Here come de Judge - Talking DERTy

by Paul Davenport

Two days of sitting in a pub. Just fill in a form occasionally and that's all there is to it. Never trust festival organisers, and whoever said “never work with children and animals” should also have included rapper teams. I'm referring, of course, to the Dancing England Rapper Tournament, held in the City of Glasgow, which, as the mosre astutely geographical of you will have noted, is not actually in England at all. Mind you, the invasion of sundry sword-bearing English was greeted with that Glaswegian understatement which characterises this great city. The dance fitted Glasgow and vice versa like the proverbial hand and glove.

The actual competition took place in a series of pubs in the heart of the city's east end. The teams toured in groups, each taking a circuit of all eight pubs. It was a marathon. It was also an unqualified success. My fellow judges and I worked in pairs, for standardisation purposes, and ensconced ourselves in the hostelries to which we were assigned. The dancers arrived and performed in front of us; the very best theatre production could not have done it better. It is amazing how rapper varies, given that each team is, at least in theory, performing much the same dance. The standard was very high in all cases and stepping and sword handling were of a high quality.

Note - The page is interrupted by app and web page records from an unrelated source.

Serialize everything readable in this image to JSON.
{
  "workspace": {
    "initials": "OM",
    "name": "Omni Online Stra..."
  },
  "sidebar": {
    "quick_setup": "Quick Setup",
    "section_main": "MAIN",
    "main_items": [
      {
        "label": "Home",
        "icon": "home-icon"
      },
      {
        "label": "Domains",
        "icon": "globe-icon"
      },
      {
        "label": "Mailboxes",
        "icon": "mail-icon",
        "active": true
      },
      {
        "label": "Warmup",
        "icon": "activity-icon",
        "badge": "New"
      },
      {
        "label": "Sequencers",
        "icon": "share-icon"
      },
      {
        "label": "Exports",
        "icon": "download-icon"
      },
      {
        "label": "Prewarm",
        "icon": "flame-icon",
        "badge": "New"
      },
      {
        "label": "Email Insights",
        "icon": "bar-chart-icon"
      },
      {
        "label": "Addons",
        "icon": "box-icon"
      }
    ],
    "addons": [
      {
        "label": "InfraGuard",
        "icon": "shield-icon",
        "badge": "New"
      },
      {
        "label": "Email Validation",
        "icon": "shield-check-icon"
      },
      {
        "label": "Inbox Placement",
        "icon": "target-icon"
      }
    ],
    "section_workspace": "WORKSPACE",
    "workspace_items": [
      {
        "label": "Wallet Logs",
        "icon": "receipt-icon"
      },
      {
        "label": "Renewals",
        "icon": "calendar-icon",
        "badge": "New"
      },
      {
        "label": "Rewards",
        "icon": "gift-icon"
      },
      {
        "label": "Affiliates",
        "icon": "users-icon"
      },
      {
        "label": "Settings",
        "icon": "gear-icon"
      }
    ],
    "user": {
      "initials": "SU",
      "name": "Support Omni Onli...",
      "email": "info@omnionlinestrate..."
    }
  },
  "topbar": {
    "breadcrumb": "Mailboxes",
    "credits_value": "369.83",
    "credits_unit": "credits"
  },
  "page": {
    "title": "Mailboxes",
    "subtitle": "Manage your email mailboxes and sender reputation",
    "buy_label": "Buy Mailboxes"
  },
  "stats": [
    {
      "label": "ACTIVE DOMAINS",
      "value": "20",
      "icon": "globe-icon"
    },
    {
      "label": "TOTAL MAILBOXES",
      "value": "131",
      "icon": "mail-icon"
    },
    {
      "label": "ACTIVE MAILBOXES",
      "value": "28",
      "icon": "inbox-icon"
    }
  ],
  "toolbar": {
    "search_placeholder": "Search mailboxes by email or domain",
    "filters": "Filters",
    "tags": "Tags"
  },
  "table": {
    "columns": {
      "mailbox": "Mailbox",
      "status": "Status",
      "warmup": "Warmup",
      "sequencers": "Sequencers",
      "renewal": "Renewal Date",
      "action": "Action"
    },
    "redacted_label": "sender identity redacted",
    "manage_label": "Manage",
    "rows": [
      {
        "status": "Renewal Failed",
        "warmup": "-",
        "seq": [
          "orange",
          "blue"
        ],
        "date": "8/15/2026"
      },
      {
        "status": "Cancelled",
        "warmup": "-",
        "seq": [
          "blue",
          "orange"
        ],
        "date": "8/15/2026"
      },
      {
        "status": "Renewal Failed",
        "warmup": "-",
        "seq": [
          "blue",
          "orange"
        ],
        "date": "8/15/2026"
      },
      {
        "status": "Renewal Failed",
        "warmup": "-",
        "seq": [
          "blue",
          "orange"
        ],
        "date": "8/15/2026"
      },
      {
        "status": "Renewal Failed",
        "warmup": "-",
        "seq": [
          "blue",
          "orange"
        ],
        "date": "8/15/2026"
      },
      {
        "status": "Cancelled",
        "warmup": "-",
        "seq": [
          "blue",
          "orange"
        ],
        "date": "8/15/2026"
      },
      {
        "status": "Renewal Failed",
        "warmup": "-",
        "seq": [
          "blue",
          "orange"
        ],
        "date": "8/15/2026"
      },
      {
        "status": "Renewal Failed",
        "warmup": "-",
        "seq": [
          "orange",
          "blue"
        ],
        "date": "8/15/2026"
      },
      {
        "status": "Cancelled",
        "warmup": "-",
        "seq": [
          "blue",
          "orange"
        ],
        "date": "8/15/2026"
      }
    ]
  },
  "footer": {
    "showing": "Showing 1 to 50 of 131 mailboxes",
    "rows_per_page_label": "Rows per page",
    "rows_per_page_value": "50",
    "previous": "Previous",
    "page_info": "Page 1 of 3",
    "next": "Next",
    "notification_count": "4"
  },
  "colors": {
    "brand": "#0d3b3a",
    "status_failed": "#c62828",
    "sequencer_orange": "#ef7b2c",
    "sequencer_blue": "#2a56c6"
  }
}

So what does this mean in terms of folk dance? Is competition a good thing? There are mixed views on the subject but DERT would covert most sceptics. The competitive edge makes demands on dancers beyond the ability to skip about screaming with ten pints in them. The urge to be ‘the best’ means that the dance is examined and analysed in detail and assembled with care. Precision is balanced against risk taking and musicality is paramount. Describing the stepping of this year's champions, Black Swan, a fellow judge remarked “That's not stepping, it's Samba!” This is respect for the dance and for oneselves; competition ensures this and lifts the dance to heights that mere involvement does not. It is useful to remember that Rapper grew and thrived in competition, Longsword too has a similar history, at least in North Yorkshire, and both Dover's Cotswold Olympicks and the Kirtlington Lamb Ale were competitive in the early days.

As if to emphasise the national, rather than regional, nature of rapper, it was good to see Northgate win the open class and to note that they will host DERT 2004 next year. The laurels though, went to extraordinary Black Swan, who swept the board. They finished the day as fresh as they started. One suspects that the old boys would have been pushed to do any better.